1) LBJ the "policy production factory"? I suppose you refer to the War on Poverty/Great Society (and the Vietnam War to a certain extent), as many conservatives pinpoint that as the great downward spiral into a welfare society. Would you include the Civil Rights Act as a product of that factory as well? That seriously demeans the accomplishment, which was a landmark legislation in US history, wouldn't you say?

2) Dubya had many, many chances to "cross party lines", especially after 9/11 when the political support was overwhelmingly behind him and our nation. But what were his bipartisan iniatives to reach out to Dems? I don't agree that he wasn't given a chance (let alone how he ascended to the presidency); he squandered it, mainly with the ill-conceived Iraq War. I'm sure there will be many a Dubya apologist in the next few years (e.g. no terrorist attacks since 9/11, etc.), but really there's not much there in terms of what he accomplished over two terms, and certainly not in a bipartisan mode. The country is worse off by his administration in all aspects.

I must say that there are plenty of GOPers and conservatives who definitely are breathing a collective sigh of relief that they are not running show and not (necessarily) directly responsible for cleaning up and fixing all of the current problems.

"What is past is prologue"...let's look to the future but not forget how we got here.

From: Brian Menard
Sent: Wednesday, January 14, 2009 6:16:14 PM

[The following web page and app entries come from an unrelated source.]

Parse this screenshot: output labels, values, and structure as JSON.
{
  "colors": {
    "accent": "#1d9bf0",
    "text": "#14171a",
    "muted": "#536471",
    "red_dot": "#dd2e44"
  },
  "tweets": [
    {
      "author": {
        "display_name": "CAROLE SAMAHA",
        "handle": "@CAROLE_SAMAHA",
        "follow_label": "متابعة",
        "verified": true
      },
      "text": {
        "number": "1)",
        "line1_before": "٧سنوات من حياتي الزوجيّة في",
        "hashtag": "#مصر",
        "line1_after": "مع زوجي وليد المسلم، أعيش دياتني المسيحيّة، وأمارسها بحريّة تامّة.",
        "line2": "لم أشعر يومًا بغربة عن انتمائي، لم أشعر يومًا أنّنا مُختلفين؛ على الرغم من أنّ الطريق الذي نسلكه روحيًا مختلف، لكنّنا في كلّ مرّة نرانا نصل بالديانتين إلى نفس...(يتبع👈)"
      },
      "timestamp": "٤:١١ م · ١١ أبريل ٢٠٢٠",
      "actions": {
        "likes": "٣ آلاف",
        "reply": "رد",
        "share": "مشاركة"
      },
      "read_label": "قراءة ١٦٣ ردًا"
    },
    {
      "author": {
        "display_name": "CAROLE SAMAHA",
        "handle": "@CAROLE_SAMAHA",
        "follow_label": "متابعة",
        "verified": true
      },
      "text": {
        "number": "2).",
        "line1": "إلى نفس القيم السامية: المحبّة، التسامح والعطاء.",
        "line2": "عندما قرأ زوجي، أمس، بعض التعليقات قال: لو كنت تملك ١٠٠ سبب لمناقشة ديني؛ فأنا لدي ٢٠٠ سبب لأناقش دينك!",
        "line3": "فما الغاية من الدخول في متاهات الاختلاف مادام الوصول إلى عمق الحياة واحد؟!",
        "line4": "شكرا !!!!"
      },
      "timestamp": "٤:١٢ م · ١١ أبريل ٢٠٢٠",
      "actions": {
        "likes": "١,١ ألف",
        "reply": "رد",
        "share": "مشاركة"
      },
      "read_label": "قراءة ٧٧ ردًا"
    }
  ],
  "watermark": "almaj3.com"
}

No intent to demean any of the legislation itself (I'll spare the debate over the failure of the Great Society, and will remind you that the civil rights legislation passed in the 1960s was passed only with the help of congressional Republicans over the opposition of many leaders among congressional Democrats who had stopped it up in committee for years), nor to take away from LBJ's acumen as an accomplished legislator. Remember that he was the Senate Majority Leader before he went to the executive branch. My intent was to distinguish LBJ's legislative style (figure out what we can pass and get it passed) from statemanlike leadership. Much of LBJ's agenda he inherited from the Kennedy administration, rather than initiating it himself. LBJ, bigoted Texan that he was, never would have pushed for the Civil Rights Act - or the Voting Rights Act, which you left off your list - from his own moral volition. What he cared about more than the details of policy was legislative accomplishment, whatever the details needed to make things work out. Speaking as a political scientist, not as a partisan, prioritizing legislative accomplishment is often antithetical to statemanship, and vice versa.